You have an LED you'd like to light, and a capacitor you need to charge to collect the energy for your LED.
Assuming a red LED, you will need about 1.8V to make it light up. To do that, you have to charge the capacitor to 1.8V. A capacitor charged to a specified voltage holds a specific amount of energy.
This calculator will figure energy given capacitance and charged voltage.
For 100µF charged to 1.8V, that comes to 0.000162000 joules of energy. 1 joule is 1 watt for one second. If I divide joules by power, I get time. That will tell me how long it would take to charge the capacitor to the given energy level.
So, how much power can we get?
This calculator applies the Friis formula to calculate received power given a few paramters. It needs the gain of the antennas, the transmit power, the frequency, and the distance between antennas.
I'll assume simple dipole antennas with no gain, 5 watts transmit power, 2.4GHz as the transmit frequency, and 1 meter as the distance.
That says I'll receive 0.00049455 watts.
Dividing the energy by the power, I find it will take about 0.33 seconds of transmit time to charge the capacitor to the point where the LED will begin to light up.
Once it lights up, you can assume all the received power will go into the LED. That assumption probably isn't valid, but it will give you an upper number on how much power you get for your LED.
Power is voltage multiplied by current. We have a power level and a voltage, so we can figure the current. That's 0.00049455 watts divide by 1.8 volts. Gives a current of 0.28 milliamperes.
The LED datasheet you linked to has a current to luminosity chart. It says that the LED will be about 1/10 as bright at 0.3mA as it would be at its rated 2mA. That's 4 millicandela at the rated 2mA, so 0.4 millicandela.
That's all fine and good. You can receive enough power to light an LED that way.
However, I've left out a lot of things and simplified a lot of other things.
That 0.33 Seconds until the capacitor is full? It's going to take much longer. Modern devices don't transmit full time. It's all short bursts and pauses. It will take pretty good while for it all to add up to that 0.33 seconds.
The 5 watts? Ain't happening. WiFi or smartphones rarely transmit at full power, and never at 5 watts - 5 watts is far above the legal limits for consumer devices in those frequency bands.
I completely ignored losses in everything I calculated. Everything is assumed to be perfect. In reality, the harvester chip will lose energy. The capacitor will leak current, etc.
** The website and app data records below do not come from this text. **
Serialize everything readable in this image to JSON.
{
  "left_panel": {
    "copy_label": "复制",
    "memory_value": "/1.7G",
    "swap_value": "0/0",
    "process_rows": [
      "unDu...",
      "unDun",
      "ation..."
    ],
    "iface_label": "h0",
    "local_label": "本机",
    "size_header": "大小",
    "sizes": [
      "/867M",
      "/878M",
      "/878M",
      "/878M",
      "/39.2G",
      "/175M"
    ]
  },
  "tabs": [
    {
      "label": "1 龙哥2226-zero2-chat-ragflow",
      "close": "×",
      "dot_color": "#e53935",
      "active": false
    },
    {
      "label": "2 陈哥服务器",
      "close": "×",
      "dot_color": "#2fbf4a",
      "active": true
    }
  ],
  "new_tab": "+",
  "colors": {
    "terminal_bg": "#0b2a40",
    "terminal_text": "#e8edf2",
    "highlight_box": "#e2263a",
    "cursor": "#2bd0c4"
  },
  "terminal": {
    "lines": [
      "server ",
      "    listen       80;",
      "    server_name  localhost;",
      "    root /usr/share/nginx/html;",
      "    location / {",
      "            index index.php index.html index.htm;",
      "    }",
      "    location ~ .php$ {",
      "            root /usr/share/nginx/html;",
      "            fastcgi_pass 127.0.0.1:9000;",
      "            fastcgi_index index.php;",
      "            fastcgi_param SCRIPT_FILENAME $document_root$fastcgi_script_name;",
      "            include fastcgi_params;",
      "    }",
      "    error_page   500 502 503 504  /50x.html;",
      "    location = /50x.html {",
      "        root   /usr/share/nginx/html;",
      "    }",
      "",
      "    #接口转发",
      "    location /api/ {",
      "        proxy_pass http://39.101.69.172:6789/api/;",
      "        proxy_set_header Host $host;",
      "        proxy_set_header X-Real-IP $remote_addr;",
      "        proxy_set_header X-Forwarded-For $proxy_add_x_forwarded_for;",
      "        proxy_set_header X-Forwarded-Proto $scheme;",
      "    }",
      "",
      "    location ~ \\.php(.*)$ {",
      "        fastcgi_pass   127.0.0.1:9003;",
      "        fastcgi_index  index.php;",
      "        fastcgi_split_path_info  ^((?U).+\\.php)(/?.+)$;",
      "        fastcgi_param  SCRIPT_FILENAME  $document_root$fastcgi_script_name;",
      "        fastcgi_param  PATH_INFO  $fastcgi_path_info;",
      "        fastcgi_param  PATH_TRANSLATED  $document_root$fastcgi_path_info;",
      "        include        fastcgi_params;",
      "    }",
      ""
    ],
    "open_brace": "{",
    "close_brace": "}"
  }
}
It would be a fun project just to see how well it actually does function.
Had look at the datasheet for the harvester IC. It says it work from -13dBm to +20dBm. That's about 1 watt at 1.5 meters for -13dBm or 5 watts at 0.1 meter for +20dBm.